A customer hands Indian currency notes to an attendant at a fuel station in Mumbai, India, August 13, 2018.
A customer hands Indian currency notes to an attendant at a fuel station in Mumbai, India, August 13, 2018. Reuters / FRANCIS MASCARENHAS

The Indian rupee rose to its highest in more than a week on Monday afternoon tracking broad losses in the dollar, while bond yields edged down, mirroring the move in their U.S. counterpart ahead of the outcome of the U.S. Federal Reserve meeting.

The U.S. Federal Reserve has signalled a 75 basis point rate hike at its July 26-27 meeting, although data last week showing inflation hit 9.1% year-on-year in June raised the possibility of a larger 100 bps hike later this year.

India's partially convertible rupee ended trading at 79.73 per dollar compared to its close of 79.8550 on Friday.

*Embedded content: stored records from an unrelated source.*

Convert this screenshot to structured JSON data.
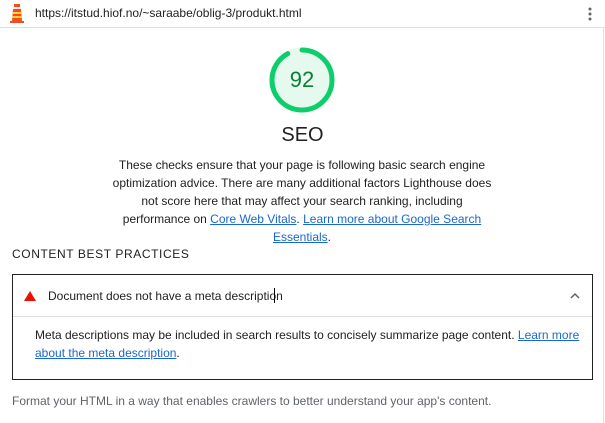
{
  "topbar": {
    "url": "https://itstud.hiof.no/~saraabe/oblig-3/produkt.html"
  },
  "score": {
    "value": "92",
    "fraction": 0.92,
    "color": "#0cce6b"
  },
  "category": {
    "title": "SEO",
    "description_part1": "These checks ensure that your page is following basic search engine optimization advice. There are many additional factors Lighthouse does not score here that may affect your search ranking, including performance on ",
    "link_core_web_vitals": "Core Web Vitals",
    "separator": ". ",
    "link_search_essentials": "Learn more about Google Search Essentials",
    "end": "."
  },
  "group": {
    "title": "CONTENT BEST PRACTICES"
  },
  "audit": {
    "title": "Document does not have a meta description",
    "status_icon": "fail-triangle-icon",
    "description": "Meta descriptions may be included in search results to concisely summarize page content. ",
    "link": "Learn more about the meta description",
    "end": "."
  },
  "footer": {
    "text": "Format your HTML in a way that enables crawlers to better understand your app's content."
  },
  "colors": {
    "link": "#1967d2",
    "fail": "#eb0f00",
    "pass": "#0cce6b"
  }
}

The unit rose to a high of 79.6950 during trade, its strongest since July 13.

"The dollar is weakening against most majors in European trade, that has helped the rupee. But with Fed expected to raise rates this week, we could see pressure building up on the rupee again," the head of trading at a private bank said.

The dollar index, a measure of the greenback's performance against major currencies, was down 0.4%.

Stocks across emerging markets struggled, weighed down by losses in China equities on COVID-19 flare-ups and slowdown fears. Indian shares too, snapped a six-session winning streak to end about 0.5% lower led by losses in Reliance Industries. [.BO]

"There is expectation that the Fed will not hike beyond 75 bps. The expectation of 100 bps has come down to 20% from 80% that we saw at its peak post-inflation data," said Anitha Rangan, an economist with Equirus Group.

A scaling back in market bets on when U.S. rates will peak follows weak business activity data on Friday that has raised the spectre of recession.

Traders said the Reserve Bank of India (RBI) too was likely selling dollars to aid the recovery in the rupee after it touched a life-time low of 80.0650 last week.

"RBI's intervention cannot be ruled out ... The weekly decline in FX reserves is due to RBI intervention, so it is very much possible. It's a combination of both these factors," Rangan added.

The RBI is justified in using the country's foreign exchange reserves to smooth out volatility in the rupee's moves against the dollar, Sanjeev Sanyal, a member of the Prime Minister's Economic Advisory Council said on Monday.

India's benchmark 10-year bond yield ended at 7.39%, compared with its close of 7.41% on Friday.

The U.S. 10-year Treasury note yield ended the week near its lowest since late-May after weak data on Friday added to worries about the global economy and traders reassessed the Federal Reserve's ability to raise rates much further.